Scholars include Khiara M. Bridges (Professor of Law at Berkeley Law), Devon Carbado (Honorable Harry Pregerson Professor of Law at UCLA School of Law), Ian Haney Lopez (Chief Justice Earl Warren Professor of Public Law at Berkeley Law), and SA Smythe (Assistant Professor of African American Studies at UCLA), in conversation with Russell Robinson (Walter Perry Johnson Professor of Law at Berkeley Law, and Faculty Director of the Center on Race, Sexuality & Culture) and Leti Volpp (Robert D. and Leslie Kay Raven Professor of Law in Access to Justice at Berkeley Law, and Director of the Center for Race & Gender).

Event is a Zoom webinar and will not be recorded nor live streamed.  Must register to receive a personalized link to join the Zoom webinar.

*If you require an accommodation for effective communication (ASL interpreting/CART captioning, alternative media formats, etc.) to fully participate in this event, please contact Ariana Ceja at with as much advance notice as possible and at least 7-10 days in advance of the event.

Presented by the Center for Race & Gender, and the Center on Race, Sexuality & Culture.

Co-sponsored by the Center for Racial and Economic Justice at UC Hastings Law.


Tuesday, November 17, 2020
Perceptual and Emotional Segregation: The Peril and Promise of Talking Across Identity Lines in 2020
4:00 PM to 5:30 PM

We invite you to submit anonymous stories in which you or someone you know attempted to reach across an identity-related divide (e.g., race, gender, sexual orientation, disability) and were frustrated by the outcome.
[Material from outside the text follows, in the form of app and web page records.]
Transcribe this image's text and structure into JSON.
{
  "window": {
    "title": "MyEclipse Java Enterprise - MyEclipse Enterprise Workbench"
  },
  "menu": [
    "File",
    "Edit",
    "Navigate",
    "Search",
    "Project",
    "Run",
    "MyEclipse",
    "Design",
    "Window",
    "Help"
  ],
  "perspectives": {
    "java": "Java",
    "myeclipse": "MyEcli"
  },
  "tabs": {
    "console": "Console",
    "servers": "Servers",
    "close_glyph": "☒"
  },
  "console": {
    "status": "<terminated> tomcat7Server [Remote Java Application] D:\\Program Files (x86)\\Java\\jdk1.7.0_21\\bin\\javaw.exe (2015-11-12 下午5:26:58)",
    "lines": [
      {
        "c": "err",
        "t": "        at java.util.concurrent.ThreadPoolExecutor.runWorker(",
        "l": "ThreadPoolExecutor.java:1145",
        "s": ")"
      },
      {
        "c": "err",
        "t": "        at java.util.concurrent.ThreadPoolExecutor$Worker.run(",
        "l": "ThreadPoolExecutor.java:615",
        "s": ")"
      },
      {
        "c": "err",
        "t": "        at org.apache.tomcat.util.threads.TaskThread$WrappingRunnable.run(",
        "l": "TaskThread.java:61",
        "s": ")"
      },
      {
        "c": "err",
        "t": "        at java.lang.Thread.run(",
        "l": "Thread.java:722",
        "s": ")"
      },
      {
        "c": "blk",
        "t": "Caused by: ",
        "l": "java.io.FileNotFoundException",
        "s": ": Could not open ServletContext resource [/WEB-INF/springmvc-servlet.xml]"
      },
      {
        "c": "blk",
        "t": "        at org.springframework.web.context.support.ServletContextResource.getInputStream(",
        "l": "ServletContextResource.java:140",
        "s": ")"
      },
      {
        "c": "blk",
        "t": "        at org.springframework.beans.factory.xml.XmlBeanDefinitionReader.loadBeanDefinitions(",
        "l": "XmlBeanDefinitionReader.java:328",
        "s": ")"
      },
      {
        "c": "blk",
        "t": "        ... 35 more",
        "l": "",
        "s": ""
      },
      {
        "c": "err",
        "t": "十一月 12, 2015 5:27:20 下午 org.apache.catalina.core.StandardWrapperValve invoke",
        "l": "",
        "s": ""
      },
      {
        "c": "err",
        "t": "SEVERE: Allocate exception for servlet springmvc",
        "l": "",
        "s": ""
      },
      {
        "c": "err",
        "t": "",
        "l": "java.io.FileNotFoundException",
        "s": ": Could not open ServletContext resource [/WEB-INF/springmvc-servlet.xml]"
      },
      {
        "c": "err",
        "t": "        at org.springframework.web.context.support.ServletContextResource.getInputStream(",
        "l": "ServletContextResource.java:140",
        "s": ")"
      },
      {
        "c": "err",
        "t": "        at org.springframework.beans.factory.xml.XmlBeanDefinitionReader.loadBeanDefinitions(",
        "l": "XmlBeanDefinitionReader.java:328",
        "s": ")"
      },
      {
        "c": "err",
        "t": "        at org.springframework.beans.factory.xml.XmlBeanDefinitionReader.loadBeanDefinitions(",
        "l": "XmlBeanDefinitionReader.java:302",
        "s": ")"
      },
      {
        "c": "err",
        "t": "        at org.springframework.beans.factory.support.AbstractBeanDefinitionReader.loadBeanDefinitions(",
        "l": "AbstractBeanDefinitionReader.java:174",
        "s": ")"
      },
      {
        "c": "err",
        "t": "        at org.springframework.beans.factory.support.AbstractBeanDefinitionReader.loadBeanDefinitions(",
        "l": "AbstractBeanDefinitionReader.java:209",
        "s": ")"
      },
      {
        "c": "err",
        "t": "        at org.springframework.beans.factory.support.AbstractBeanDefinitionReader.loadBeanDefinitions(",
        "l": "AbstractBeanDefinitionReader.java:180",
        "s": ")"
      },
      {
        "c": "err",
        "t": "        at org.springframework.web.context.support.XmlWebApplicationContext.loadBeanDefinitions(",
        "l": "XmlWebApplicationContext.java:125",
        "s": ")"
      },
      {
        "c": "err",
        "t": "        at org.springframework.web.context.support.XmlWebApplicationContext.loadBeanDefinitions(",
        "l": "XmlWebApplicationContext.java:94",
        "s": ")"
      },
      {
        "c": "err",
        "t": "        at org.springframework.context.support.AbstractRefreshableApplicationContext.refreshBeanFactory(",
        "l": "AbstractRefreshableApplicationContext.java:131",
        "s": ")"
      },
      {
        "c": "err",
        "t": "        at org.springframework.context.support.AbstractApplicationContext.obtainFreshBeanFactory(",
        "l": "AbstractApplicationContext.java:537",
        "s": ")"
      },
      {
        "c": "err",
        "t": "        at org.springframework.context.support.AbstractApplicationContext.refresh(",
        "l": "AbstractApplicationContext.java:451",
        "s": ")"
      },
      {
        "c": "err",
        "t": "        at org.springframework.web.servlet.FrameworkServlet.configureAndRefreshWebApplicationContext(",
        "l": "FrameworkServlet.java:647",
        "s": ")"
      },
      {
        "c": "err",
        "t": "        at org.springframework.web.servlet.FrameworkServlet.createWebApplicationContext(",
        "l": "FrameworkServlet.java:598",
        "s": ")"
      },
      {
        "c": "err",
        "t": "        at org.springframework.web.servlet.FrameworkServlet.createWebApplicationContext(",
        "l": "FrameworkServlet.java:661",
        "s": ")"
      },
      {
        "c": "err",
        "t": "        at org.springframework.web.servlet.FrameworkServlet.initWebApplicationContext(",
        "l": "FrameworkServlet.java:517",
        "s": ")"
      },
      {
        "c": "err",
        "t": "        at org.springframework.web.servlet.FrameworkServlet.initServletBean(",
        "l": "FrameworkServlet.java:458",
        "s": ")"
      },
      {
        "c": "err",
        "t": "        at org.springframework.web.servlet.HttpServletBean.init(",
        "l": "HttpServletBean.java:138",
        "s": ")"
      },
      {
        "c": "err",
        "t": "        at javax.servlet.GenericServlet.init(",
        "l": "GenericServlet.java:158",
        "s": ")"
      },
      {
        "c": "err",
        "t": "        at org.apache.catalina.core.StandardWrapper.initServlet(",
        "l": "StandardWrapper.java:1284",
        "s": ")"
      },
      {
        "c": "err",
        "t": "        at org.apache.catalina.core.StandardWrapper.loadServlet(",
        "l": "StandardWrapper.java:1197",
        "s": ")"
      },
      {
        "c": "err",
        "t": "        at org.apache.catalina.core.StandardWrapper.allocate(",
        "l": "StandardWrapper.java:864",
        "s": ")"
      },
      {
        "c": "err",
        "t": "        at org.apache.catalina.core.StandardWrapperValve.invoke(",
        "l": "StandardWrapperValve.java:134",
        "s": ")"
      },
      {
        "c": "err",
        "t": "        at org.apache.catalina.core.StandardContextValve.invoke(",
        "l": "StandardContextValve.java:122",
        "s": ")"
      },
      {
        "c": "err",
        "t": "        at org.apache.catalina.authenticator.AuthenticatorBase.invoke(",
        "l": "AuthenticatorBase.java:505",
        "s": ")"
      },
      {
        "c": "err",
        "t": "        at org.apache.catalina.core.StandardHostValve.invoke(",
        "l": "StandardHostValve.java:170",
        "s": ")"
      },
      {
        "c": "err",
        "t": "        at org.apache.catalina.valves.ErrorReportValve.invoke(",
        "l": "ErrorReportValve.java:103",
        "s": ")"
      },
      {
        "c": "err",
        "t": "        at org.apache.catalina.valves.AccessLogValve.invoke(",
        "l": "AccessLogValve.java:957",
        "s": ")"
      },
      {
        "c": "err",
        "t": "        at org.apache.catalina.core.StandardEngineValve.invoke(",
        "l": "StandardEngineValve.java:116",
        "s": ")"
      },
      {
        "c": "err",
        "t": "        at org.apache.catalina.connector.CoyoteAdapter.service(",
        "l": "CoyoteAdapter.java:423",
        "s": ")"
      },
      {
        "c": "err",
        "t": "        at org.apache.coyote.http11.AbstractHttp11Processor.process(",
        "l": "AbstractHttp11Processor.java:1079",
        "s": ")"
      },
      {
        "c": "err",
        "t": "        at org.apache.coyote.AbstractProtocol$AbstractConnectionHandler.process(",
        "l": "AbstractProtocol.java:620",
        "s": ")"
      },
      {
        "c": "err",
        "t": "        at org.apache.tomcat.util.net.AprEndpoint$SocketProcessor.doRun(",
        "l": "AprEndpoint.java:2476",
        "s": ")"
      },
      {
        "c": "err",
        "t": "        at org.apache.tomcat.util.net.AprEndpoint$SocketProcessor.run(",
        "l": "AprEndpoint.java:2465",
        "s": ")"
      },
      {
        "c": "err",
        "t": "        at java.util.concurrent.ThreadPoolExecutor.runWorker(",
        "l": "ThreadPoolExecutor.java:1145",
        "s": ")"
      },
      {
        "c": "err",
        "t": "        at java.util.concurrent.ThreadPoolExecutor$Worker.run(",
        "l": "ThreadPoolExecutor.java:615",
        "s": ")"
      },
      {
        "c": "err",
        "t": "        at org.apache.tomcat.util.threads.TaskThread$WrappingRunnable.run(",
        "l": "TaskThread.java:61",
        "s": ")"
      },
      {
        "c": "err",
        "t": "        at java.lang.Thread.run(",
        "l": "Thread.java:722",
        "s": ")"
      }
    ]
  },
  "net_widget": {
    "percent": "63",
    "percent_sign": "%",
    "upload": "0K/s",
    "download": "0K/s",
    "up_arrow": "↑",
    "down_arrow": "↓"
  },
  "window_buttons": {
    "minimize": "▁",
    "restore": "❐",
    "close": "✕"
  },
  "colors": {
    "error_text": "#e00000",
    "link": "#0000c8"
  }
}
We are also interested in the emotions you experienced and your perceptions of the other person’s emotional state or reaction. We are thinking about the different perceptual biases and emotional needs of the people in conversation: both those from marginalized identities (who may feel, for example, pressure to manage the emotions of people who hold privileged identities) and those who hold privileged identities (who may struggle to find words at all or to grapple with a sense of making mistakes and causing unintended injuries).

A full description of the event is available here.

Your stories are invited, anonymously, at this [link].  Stories are invited from students, faculty, staff, and other members of the public.  By submitting a story here, you are sharing it with the understanding that we may or may not bring this story into the discussion, anonymously, at this or future events, or in future writing.


Friday, October 30, 2020
Critical Race Theory and the 2020 Election
3:00 PM to 5:00 PM PST

This roundtable discussion will consider how the racial uprising in the aftermath of the deaths of George Floyd and Breonna Taylor, on-going police violence and social unrest, a possible shift in race-consciousness among White voters, the selection of Kamala Harris as the Democratic vice-presidential candidate and the battle to replace Justice Ginsburg may impact the election and our democracy more broadly.  In addition, the panelists will engage President Trump’s attempt to “cancel” Critical Race Theory and anti-racism initiatives.


If you cannot attend it live on 10/30, please click this link for a recorded video.